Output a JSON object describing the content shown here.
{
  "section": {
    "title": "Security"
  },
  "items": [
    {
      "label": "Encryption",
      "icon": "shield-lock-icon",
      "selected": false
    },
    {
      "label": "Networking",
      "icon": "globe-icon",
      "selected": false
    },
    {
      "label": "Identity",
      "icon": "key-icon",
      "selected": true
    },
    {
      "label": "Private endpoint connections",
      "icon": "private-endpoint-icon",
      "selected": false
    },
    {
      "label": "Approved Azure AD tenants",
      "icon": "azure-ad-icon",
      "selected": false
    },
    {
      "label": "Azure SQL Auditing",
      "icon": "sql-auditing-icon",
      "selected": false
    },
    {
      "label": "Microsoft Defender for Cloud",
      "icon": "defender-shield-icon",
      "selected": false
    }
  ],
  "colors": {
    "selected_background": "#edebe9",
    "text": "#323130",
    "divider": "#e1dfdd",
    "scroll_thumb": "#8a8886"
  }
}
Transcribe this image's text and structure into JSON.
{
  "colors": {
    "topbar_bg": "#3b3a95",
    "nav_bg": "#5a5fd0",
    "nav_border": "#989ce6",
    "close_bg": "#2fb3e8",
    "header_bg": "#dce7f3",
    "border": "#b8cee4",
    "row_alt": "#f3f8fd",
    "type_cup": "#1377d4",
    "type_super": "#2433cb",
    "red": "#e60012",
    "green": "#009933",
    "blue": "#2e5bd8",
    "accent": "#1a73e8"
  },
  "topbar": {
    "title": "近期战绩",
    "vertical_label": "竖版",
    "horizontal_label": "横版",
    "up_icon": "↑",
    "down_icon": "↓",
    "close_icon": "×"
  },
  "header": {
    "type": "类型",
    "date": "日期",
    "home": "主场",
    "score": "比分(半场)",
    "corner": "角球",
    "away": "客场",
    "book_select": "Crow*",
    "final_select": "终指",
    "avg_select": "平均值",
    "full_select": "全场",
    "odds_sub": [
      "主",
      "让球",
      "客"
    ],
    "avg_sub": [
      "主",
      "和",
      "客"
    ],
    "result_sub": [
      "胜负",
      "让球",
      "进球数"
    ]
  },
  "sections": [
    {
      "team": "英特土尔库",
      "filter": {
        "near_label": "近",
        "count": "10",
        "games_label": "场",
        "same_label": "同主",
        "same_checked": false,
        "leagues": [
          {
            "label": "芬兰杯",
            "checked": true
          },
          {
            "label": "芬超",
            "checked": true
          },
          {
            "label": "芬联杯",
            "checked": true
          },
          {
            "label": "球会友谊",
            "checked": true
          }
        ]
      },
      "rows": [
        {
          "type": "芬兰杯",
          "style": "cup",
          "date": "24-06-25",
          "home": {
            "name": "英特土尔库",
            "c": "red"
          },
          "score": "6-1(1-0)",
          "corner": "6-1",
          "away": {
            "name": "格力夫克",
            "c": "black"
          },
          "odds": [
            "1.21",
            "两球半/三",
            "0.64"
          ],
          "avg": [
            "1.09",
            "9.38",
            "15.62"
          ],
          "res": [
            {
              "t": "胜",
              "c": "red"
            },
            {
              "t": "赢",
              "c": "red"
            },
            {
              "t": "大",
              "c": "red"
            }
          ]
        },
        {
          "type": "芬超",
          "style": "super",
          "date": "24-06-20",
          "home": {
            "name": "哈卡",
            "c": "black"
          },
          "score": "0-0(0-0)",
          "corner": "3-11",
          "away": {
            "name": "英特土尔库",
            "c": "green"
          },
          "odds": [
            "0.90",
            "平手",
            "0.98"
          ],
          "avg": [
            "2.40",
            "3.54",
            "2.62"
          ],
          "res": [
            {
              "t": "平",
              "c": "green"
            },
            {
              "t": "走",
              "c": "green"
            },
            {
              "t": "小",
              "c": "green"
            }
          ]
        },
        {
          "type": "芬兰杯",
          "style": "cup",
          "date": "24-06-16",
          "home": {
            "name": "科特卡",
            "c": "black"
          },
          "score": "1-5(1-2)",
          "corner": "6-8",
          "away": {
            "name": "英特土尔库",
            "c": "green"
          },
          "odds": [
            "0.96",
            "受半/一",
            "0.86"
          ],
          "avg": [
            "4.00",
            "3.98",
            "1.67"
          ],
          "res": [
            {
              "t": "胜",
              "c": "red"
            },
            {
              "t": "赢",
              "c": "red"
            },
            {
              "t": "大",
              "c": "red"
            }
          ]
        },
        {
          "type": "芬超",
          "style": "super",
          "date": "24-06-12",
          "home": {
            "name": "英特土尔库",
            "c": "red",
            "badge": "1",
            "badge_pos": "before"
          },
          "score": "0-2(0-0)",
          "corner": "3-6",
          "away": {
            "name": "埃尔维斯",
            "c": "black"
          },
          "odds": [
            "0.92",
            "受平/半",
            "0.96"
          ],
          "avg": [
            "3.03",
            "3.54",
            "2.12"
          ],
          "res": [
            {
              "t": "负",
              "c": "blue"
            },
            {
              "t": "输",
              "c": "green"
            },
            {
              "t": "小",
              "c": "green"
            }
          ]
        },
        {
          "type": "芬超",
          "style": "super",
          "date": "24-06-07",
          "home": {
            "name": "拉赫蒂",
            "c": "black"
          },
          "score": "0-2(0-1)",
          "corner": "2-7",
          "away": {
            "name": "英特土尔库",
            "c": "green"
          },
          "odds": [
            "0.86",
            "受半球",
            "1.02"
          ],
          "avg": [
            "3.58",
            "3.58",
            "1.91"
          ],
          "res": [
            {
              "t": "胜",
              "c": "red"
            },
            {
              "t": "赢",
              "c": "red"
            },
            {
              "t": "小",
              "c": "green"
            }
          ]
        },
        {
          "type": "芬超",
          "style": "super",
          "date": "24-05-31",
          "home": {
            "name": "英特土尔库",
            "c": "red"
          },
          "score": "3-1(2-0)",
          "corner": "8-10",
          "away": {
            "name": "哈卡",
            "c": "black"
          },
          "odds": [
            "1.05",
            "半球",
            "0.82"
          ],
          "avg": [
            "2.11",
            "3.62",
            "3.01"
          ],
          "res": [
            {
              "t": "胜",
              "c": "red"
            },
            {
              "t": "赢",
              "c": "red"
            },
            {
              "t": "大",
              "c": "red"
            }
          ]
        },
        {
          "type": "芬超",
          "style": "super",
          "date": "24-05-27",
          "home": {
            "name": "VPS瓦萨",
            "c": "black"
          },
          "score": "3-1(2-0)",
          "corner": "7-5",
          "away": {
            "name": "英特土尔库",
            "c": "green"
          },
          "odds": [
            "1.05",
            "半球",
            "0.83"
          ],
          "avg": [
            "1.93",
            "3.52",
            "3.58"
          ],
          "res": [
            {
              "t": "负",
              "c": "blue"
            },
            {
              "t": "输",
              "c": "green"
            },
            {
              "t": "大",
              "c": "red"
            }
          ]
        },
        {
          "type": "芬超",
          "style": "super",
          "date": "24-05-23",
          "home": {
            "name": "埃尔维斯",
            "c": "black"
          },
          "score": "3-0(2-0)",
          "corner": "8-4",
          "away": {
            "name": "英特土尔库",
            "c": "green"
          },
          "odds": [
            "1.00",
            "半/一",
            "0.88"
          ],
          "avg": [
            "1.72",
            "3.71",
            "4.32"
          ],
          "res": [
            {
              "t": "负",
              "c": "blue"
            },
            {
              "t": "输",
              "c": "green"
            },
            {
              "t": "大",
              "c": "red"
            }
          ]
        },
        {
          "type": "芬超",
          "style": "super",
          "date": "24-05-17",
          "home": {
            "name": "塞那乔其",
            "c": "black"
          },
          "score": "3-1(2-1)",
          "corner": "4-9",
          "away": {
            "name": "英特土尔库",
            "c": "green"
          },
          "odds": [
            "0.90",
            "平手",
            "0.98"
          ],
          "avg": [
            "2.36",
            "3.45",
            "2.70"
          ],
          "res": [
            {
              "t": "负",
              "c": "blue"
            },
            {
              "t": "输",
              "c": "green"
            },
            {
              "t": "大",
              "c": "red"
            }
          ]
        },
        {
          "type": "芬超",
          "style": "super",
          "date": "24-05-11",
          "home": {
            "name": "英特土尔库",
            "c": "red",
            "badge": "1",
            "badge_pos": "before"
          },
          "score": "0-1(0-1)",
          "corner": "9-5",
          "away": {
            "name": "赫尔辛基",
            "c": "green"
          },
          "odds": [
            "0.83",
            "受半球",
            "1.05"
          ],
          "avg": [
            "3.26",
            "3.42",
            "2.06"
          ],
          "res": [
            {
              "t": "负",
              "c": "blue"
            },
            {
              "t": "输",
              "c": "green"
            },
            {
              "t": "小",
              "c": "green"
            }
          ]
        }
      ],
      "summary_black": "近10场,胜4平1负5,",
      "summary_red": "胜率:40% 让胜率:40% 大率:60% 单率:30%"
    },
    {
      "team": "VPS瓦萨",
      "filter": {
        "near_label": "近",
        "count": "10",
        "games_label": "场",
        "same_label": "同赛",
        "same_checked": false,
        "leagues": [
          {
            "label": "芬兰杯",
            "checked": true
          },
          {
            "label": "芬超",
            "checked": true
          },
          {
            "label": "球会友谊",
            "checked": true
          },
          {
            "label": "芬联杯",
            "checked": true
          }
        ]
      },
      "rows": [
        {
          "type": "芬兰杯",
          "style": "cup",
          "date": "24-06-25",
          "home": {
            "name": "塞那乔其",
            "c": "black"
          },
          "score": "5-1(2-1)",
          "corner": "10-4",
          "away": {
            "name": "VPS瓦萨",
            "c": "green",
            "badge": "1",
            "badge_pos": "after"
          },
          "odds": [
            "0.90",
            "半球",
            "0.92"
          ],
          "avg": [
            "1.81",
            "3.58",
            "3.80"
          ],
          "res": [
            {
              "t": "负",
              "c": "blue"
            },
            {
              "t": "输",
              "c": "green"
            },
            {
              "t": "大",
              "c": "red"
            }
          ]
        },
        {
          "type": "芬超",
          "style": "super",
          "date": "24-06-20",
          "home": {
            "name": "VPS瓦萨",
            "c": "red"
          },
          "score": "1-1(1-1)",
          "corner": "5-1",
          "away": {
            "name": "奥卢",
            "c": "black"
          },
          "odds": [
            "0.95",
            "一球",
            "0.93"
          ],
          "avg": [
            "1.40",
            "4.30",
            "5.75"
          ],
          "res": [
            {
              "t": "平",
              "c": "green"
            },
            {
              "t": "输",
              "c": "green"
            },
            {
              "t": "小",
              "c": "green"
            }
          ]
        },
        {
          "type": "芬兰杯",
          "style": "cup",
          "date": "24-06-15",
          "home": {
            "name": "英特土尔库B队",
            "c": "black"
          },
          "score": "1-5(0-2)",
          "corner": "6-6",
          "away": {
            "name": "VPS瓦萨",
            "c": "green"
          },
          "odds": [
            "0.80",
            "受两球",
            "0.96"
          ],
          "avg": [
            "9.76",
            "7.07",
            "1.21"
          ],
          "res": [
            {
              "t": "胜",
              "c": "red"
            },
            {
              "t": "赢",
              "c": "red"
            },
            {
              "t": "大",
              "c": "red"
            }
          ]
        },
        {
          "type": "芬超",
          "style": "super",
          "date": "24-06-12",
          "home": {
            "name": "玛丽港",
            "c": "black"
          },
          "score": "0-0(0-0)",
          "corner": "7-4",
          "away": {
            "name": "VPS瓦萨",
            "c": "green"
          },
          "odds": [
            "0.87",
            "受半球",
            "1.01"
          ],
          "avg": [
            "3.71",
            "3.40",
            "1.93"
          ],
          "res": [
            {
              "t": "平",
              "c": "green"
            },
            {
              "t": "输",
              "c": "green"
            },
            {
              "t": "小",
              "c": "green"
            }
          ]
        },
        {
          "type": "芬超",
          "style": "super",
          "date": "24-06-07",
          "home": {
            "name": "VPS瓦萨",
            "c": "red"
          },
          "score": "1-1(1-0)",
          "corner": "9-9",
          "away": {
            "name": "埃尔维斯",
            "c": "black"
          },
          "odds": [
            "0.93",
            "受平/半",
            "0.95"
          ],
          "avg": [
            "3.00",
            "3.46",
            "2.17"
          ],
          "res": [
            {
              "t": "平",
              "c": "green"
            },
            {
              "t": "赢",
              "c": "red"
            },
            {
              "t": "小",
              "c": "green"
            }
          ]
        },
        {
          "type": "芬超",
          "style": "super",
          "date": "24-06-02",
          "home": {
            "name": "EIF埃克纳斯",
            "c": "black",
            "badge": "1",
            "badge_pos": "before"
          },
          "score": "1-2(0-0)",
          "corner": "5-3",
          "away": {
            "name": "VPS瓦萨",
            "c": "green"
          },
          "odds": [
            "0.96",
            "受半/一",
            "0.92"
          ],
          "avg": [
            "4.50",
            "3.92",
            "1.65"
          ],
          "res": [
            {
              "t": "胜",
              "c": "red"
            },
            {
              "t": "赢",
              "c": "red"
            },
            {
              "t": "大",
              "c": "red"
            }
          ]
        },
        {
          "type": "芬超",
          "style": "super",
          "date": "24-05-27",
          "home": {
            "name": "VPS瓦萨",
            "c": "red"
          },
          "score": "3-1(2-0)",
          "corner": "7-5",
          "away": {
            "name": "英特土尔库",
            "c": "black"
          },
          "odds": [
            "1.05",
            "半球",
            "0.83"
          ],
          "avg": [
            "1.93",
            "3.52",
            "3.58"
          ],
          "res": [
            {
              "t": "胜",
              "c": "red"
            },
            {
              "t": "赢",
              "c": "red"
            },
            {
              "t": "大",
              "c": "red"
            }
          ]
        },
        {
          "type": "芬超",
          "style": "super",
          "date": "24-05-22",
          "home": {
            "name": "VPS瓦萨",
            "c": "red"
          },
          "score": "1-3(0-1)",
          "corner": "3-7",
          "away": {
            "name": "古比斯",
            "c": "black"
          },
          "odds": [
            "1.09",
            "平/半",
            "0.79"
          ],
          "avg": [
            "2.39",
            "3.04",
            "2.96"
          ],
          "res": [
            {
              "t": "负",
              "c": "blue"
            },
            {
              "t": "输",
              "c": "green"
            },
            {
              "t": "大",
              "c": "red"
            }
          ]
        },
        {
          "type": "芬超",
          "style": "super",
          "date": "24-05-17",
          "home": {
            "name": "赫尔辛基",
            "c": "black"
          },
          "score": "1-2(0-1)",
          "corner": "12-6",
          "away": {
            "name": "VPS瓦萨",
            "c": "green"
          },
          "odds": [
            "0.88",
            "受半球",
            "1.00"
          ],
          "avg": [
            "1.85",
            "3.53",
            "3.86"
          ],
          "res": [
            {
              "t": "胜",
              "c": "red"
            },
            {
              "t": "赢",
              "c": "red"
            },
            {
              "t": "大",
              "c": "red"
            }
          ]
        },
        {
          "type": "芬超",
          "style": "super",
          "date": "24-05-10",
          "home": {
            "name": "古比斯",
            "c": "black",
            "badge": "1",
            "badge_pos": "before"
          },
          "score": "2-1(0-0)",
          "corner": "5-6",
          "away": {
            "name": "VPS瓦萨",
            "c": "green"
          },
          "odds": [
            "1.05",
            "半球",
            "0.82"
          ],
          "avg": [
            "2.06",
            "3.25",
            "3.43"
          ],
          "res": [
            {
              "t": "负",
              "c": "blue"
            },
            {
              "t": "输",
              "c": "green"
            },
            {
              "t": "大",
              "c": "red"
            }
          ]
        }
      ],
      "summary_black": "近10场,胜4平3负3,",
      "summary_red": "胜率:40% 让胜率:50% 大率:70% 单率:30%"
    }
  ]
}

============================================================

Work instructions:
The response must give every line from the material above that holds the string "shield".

Solution:
      "icon": "shield-lock-icon",
      "icon": "defender-shield-icon",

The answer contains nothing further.